» WORK INSTRUCTION
Repeat these records exactly, pictures excluded.

(Items from a dataset)
+--

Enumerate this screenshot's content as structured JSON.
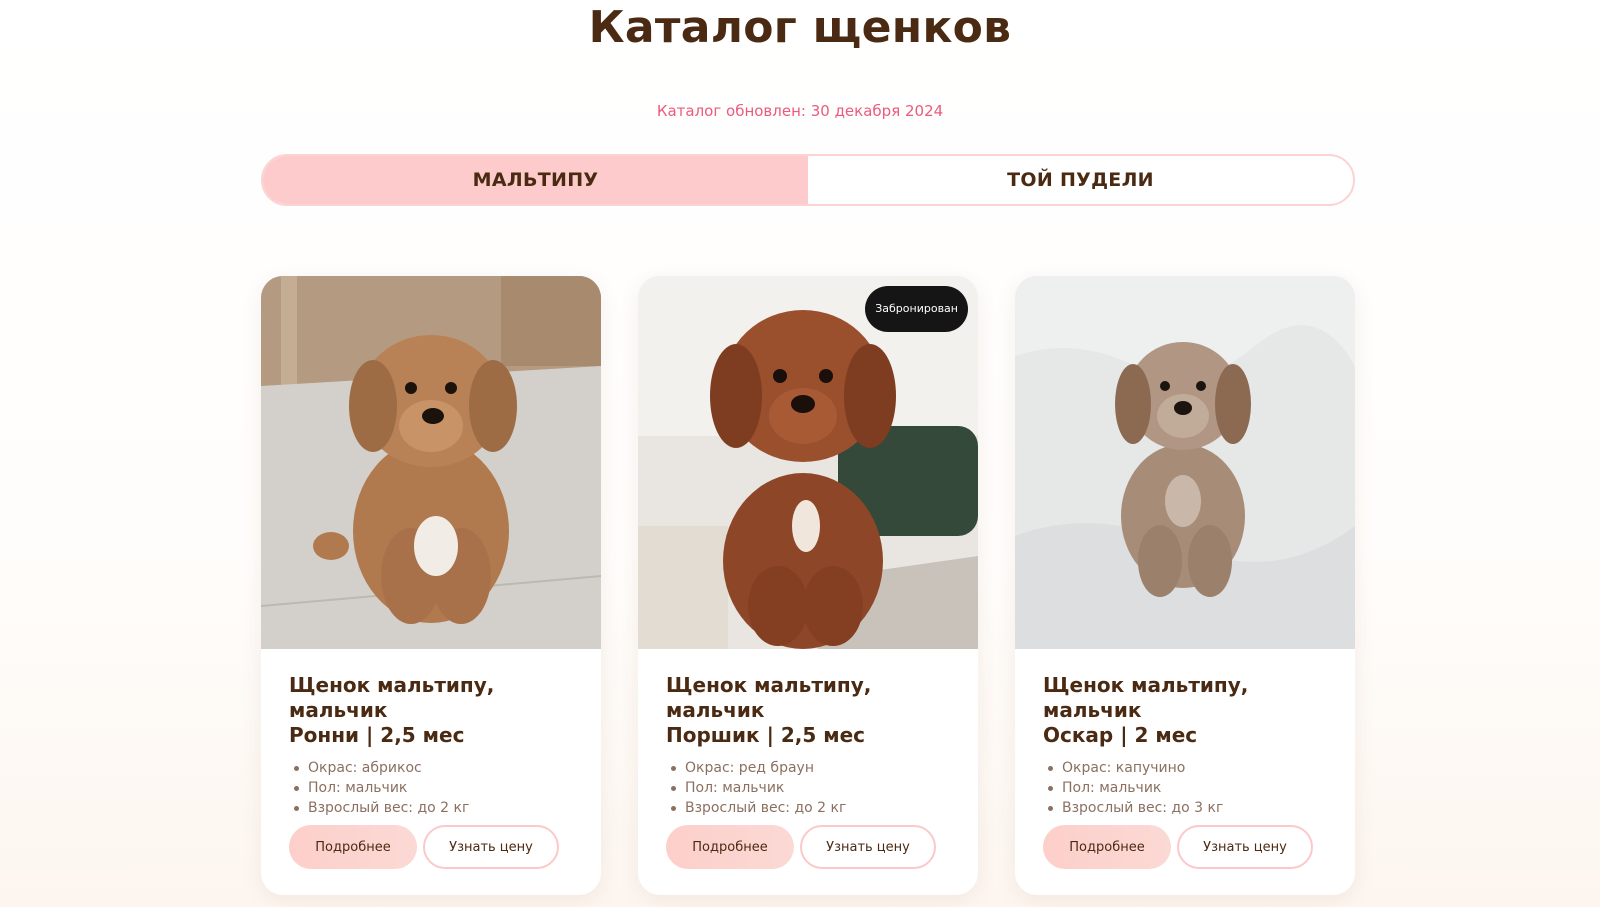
{
  "page": {
    "title": "Каталог щенков",
    "updated": "Каталог обновлен: 30 декабря 2024"
  },
  "tabs": [
    {
      "label": "МАЛЬТИПУ",
      "active": true
    },
    {
      "label": "ТОЙ ПУДЕЛИ",
      "active": false
    }
  ],
  "cards": [
    {
      "title_line1": "Щенок мальтипу, мальчик",
      "title_line2": "Ронни | 2,5 мес",
      "badge": "",
      "specs": [
        "Окрас: абрикос",
        "Пол: мальчик",
        "Взрослый вес: до 2 кг"
      ],
      "more_label": "Подробнее",
      "price_label": "Узнать цену"
    },
    {
      "title_line1": "Щенок мальтипу, мальчик",
      "title_line2": "Поршик | 2,5 мес",
      "badge": "Забронирован",
      "specs": [
        "Окрас: ред браун",
        "Пол: мальчик",
        "Взрослый вес: до 2 кг"
      ],
      "more_label": "Подробнее",
      "price_label": "Узнать цену"
    },
    {
      "title_line1": "Щенок мальтипу, мальчик",
      "title_line2": "Оскар | 2 мес",
      "badge": "",
      "specs": [
        "Окрас: капучино",
        "Пол: мальчик",
        "Взрослый вес: до 3 кг"
      ],
      "more_label": "Подробнее",
      "price_label": "Узнать цену"
    }
  ],
  "colors": {
    "accent_pink": "#fdcbcb",
    "brown_text": "#4a2a12",
    "date_pink": "#ec5a7d",
    "badge_bg": "#151515"
  }
}
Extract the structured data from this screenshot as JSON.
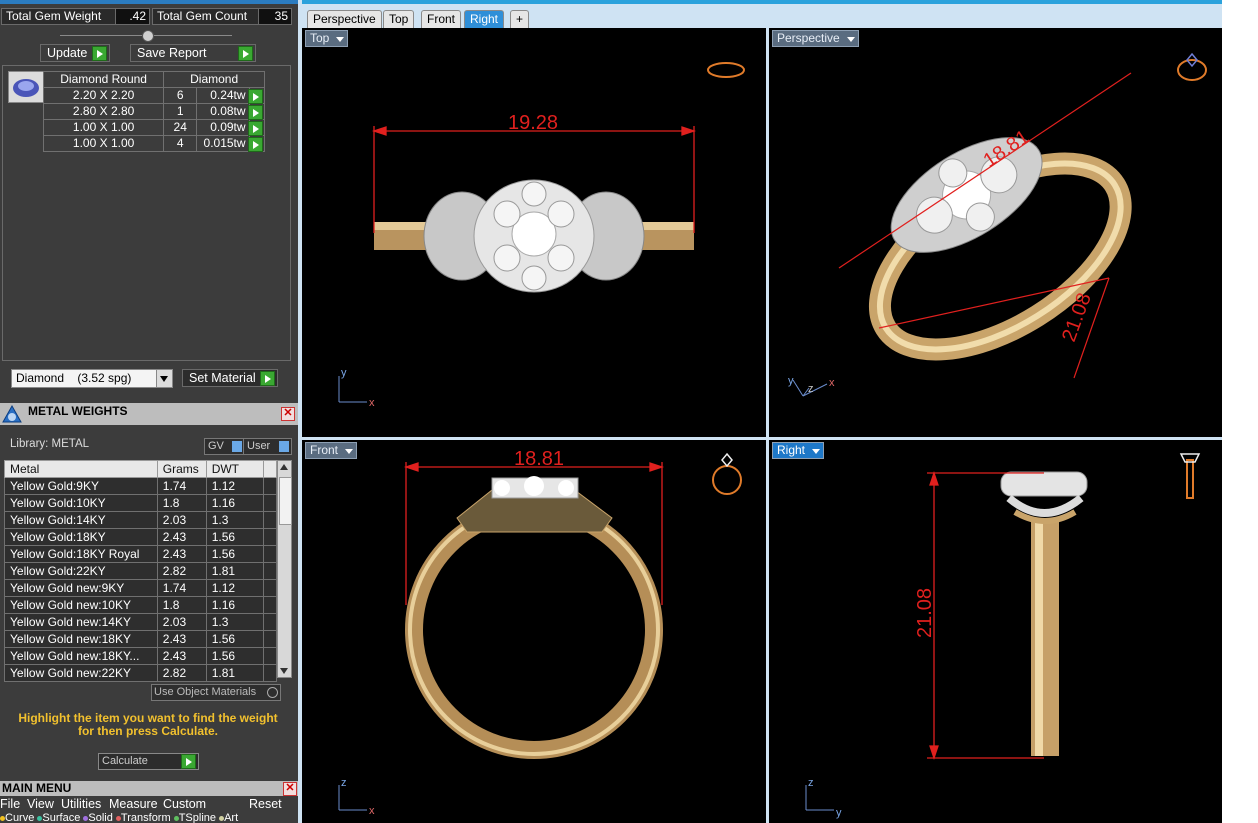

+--

» EXERCISE RESPONSE
Enumerate this screenshot's content as structured JSON.
{
  "page": {
    "title": "Каталог щенков",
    "updated": "Каталог обновлен: 30 декабря 2024"
  },
  "tabs": [
    {
      "label": "МАЛЬТИПУ",
      "active": true
    },
    {
      "label": "ТОЙ ПУДЕЛИ",
      "active": false
    }
  ],
  "cards": [
    {
      "title_line1": "Щенок мальтипу, мальчик",
      "title_line2": "Ронни | 2,5 мес",
      "badge": "",
      "specs": [
        "Окрас: абрикос",
        "Пол: мальчик",
        "Взрослый вес: до 2 кг"
      ],
      "more_label": "Подробнее",
      "price_label": "Узнать цену"
    },
    {
      "title_line1": "Щенок мальтипу, мальчик",
      "title_line2": "Поршик | 2,5 мес",
      "badge": "Забронирован",
      "specs": [
        "Окрас: ред браун",
        "Пол: мальчик",
        "Взрослый вес: до 2 кг"
      ],
      "more_label": "Подробнее",
      "price_label": "Узнать цену"
    },
    {
      "title_line1": "Щенок мальтипу, мальчик",
      "title_line2": "Оскар | 2 мес",
      "badge": "",
      "specs": [
        "Окрас: капучино",
        "Пол: мальчик",
        "Взрослый вес: до 3 кг"
      ],
      "more_label": "Подробнее",
      "price_label": "Узнать цену"
    }
  ],
  "colors": {
    "accent_pink": "#fdcbcb",
    "brown_text": "#4a2a12",
    "date_pink": "#ec5a7d",
    "badge_bg": "#151515"
  }
}
Extract the structured data from this screenshot as JSON.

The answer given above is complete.